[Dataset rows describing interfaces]
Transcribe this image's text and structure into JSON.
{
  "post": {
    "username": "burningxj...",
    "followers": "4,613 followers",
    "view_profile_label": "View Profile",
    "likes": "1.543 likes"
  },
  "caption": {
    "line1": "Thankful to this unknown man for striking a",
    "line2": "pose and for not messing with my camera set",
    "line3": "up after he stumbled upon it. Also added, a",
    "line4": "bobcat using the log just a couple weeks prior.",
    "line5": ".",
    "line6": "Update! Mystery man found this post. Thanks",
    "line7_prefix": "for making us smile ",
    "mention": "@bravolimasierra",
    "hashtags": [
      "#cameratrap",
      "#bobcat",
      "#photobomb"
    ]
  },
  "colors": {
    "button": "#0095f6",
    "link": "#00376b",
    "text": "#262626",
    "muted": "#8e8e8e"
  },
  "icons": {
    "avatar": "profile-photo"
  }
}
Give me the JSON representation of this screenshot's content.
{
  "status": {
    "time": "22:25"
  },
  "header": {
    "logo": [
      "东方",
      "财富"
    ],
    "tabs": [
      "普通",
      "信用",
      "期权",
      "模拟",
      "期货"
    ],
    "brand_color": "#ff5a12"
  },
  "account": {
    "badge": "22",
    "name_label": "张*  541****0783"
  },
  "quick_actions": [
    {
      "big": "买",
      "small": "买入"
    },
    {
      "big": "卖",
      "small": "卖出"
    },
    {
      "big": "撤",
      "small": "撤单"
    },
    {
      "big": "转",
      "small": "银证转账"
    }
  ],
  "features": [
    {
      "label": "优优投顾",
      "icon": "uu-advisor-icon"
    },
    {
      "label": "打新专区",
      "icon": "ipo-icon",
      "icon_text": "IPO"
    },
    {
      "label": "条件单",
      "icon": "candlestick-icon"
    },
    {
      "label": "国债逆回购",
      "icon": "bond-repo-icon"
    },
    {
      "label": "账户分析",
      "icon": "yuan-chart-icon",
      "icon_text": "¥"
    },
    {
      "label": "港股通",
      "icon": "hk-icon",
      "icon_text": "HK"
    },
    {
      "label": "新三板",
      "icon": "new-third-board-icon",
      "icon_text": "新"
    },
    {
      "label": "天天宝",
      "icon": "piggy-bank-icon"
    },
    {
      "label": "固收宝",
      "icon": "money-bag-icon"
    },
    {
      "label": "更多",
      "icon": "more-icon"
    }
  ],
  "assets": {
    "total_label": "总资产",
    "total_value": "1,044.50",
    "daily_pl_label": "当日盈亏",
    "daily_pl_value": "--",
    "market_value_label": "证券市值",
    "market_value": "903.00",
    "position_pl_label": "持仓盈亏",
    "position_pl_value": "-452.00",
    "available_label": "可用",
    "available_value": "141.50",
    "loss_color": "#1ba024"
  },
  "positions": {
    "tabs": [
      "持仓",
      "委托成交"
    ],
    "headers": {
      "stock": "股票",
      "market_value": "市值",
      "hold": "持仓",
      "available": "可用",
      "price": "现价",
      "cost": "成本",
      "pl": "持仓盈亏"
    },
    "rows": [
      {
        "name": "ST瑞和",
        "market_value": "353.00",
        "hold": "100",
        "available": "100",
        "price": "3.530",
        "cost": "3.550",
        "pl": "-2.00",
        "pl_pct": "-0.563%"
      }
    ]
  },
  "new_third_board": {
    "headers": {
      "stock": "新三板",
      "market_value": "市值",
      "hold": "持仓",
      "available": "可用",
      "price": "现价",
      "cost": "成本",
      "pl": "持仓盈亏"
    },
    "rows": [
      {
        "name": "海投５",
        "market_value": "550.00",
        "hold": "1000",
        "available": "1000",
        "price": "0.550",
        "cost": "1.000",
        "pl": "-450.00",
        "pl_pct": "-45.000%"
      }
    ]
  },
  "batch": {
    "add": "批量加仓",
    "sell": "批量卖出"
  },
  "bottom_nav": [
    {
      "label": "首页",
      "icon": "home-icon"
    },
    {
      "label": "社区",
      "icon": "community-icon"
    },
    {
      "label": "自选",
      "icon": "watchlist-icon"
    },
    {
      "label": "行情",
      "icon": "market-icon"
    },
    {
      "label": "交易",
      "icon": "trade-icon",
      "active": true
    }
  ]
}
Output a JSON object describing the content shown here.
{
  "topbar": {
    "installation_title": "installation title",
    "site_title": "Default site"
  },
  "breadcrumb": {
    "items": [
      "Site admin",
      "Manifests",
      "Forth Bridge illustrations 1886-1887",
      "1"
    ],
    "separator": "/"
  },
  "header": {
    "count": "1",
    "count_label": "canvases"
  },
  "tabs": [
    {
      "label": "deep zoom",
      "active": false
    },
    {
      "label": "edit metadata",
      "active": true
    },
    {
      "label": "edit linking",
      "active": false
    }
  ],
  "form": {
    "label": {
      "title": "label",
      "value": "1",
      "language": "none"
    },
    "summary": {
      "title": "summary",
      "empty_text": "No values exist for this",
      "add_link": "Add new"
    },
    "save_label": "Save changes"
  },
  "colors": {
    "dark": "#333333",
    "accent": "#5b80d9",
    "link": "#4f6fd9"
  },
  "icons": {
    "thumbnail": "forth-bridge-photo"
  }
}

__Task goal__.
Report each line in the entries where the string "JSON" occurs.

__Task output__.
Transcribe this image's text and structure into JSON.
Give me the JSON representation of this screenshot's content.
Output a JSON object describing the content shown here.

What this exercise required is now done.